Segment Start: DATASET
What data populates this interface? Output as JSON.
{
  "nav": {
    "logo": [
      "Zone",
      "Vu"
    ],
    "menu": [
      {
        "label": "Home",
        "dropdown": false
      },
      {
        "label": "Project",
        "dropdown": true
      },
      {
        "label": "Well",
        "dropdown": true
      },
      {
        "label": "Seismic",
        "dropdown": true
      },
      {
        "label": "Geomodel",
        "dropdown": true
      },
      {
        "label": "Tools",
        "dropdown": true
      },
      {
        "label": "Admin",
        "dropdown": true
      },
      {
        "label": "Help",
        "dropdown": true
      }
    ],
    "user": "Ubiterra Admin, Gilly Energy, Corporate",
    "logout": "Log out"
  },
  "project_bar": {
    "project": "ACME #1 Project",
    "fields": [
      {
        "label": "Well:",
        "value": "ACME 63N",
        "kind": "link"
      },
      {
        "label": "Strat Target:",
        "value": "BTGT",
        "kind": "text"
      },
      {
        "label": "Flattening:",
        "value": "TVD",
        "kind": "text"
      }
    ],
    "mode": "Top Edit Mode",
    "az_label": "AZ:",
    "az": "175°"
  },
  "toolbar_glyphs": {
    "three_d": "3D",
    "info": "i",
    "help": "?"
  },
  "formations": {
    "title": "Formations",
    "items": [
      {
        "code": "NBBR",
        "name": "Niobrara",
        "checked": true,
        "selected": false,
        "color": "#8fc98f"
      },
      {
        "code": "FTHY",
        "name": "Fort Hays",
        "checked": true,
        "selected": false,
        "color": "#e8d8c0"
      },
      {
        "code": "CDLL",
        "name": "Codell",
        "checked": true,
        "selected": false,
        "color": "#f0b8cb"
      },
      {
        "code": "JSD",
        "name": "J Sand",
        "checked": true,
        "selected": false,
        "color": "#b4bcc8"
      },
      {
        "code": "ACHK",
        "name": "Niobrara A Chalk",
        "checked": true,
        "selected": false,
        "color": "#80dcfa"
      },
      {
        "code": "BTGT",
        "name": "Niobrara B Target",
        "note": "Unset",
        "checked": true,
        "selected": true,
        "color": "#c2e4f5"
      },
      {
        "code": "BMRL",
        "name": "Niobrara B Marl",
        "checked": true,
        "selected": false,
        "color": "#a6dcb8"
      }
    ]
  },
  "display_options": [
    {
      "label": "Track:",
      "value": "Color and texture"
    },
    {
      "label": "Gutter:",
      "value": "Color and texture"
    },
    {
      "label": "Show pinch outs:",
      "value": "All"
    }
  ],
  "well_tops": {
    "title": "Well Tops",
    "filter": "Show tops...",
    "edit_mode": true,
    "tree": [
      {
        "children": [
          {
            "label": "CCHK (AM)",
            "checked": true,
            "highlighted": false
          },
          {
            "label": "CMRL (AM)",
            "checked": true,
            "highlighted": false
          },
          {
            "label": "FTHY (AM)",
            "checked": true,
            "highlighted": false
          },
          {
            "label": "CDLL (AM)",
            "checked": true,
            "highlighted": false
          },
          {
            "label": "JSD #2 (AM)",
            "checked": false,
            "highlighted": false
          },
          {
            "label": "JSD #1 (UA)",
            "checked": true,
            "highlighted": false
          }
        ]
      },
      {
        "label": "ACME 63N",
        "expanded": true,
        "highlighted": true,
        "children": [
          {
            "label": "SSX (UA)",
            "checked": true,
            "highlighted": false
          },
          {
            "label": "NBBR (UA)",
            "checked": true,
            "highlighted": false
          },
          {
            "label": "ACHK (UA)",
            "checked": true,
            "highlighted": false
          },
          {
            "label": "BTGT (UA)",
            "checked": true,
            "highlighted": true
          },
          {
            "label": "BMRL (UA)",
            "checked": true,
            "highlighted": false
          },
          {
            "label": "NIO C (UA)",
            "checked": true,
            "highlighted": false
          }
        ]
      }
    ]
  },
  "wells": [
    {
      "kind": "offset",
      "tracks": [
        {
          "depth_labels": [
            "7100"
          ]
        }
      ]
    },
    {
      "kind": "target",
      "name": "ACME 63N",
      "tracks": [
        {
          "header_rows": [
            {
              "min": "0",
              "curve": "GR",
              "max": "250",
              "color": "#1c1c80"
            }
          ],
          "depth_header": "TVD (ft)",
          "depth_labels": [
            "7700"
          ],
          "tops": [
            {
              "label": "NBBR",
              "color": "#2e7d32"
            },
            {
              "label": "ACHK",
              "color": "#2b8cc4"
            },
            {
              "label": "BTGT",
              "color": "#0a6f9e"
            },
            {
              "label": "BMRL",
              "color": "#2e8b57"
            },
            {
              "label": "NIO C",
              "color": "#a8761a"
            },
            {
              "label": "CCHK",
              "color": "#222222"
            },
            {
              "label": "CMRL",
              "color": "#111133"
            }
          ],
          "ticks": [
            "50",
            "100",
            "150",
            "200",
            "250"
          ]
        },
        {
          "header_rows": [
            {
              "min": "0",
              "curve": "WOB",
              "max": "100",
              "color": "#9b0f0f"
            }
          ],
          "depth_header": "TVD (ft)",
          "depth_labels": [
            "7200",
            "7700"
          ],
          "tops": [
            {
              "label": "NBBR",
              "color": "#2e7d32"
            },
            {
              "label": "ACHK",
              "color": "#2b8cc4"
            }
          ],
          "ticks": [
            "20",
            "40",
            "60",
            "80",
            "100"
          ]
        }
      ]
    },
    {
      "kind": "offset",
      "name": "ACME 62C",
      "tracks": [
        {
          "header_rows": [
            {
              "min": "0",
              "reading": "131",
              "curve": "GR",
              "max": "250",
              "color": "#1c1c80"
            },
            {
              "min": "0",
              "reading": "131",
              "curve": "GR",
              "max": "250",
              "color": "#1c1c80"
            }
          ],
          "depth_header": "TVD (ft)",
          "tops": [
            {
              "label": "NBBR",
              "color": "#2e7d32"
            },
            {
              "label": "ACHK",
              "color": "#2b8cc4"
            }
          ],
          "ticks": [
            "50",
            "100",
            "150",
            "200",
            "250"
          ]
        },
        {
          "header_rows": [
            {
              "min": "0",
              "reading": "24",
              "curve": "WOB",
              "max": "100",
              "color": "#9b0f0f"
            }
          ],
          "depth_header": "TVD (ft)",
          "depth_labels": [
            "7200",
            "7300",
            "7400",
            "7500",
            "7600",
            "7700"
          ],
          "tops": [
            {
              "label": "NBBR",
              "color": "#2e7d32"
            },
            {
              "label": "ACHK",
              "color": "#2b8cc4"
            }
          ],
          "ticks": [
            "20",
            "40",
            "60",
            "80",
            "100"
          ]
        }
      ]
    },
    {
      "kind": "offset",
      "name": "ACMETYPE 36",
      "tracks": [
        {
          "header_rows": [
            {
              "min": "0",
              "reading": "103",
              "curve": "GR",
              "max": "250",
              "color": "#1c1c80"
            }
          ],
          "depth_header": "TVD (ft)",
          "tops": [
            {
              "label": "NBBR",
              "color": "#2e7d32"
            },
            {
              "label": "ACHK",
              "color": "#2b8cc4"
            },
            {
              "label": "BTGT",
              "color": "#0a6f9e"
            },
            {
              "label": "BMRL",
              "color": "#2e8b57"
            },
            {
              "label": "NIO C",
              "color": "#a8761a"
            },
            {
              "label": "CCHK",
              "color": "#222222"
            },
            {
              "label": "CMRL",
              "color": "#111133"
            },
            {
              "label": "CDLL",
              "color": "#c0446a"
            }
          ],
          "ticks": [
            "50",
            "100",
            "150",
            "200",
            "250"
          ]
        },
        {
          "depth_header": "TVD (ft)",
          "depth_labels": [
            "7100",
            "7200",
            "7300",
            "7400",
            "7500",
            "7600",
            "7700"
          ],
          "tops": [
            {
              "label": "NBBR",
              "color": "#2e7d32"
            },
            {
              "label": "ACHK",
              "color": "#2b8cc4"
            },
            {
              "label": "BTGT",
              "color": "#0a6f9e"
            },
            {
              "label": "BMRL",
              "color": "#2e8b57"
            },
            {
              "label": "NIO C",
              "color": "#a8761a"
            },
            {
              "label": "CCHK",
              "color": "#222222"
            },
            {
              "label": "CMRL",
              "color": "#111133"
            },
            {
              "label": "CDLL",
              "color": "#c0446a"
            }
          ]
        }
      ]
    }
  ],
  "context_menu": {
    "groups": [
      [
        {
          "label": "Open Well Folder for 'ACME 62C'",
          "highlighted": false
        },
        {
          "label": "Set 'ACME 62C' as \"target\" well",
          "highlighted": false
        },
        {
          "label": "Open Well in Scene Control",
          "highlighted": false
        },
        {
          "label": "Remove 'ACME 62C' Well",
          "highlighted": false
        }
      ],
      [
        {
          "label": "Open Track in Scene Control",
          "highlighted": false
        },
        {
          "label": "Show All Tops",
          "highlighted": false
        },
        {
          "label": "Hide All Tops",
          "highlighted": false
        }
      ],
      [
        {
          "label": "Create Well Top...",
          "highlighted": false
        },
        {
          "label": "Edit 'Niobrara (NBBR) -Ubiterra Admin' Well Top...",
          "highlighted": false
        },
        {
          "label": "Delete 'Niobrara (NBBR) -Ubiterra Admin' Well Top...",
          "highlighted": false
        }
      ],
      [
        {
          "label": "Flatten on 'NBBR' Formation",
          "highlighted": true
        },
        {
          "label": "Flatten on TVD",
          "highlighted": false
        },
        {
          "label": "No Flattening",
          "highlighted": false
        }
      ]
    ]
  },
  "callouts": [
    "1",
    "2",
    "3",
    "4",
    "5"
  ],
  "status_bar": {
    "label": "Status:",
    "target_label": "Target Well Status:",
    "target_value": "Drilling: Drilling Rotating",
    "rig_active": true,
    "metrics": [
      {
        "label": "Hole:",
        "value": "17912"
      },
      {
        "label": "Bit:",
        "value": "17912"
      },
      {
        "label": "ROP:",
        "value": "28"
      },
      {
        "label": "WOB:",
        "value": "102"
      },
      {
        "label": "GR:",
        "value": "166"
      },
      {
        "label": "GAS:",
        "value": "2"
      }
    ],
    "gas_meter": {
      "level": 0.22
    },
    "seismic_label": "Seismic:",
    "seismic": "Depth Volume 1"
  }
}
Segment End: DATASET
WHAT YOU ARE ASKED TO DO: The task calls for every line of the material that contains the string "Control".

RESPONSE TO THIS TASK:
          "label": "Open Well in Scene Control",
          "label": "Open Track in Scene Control",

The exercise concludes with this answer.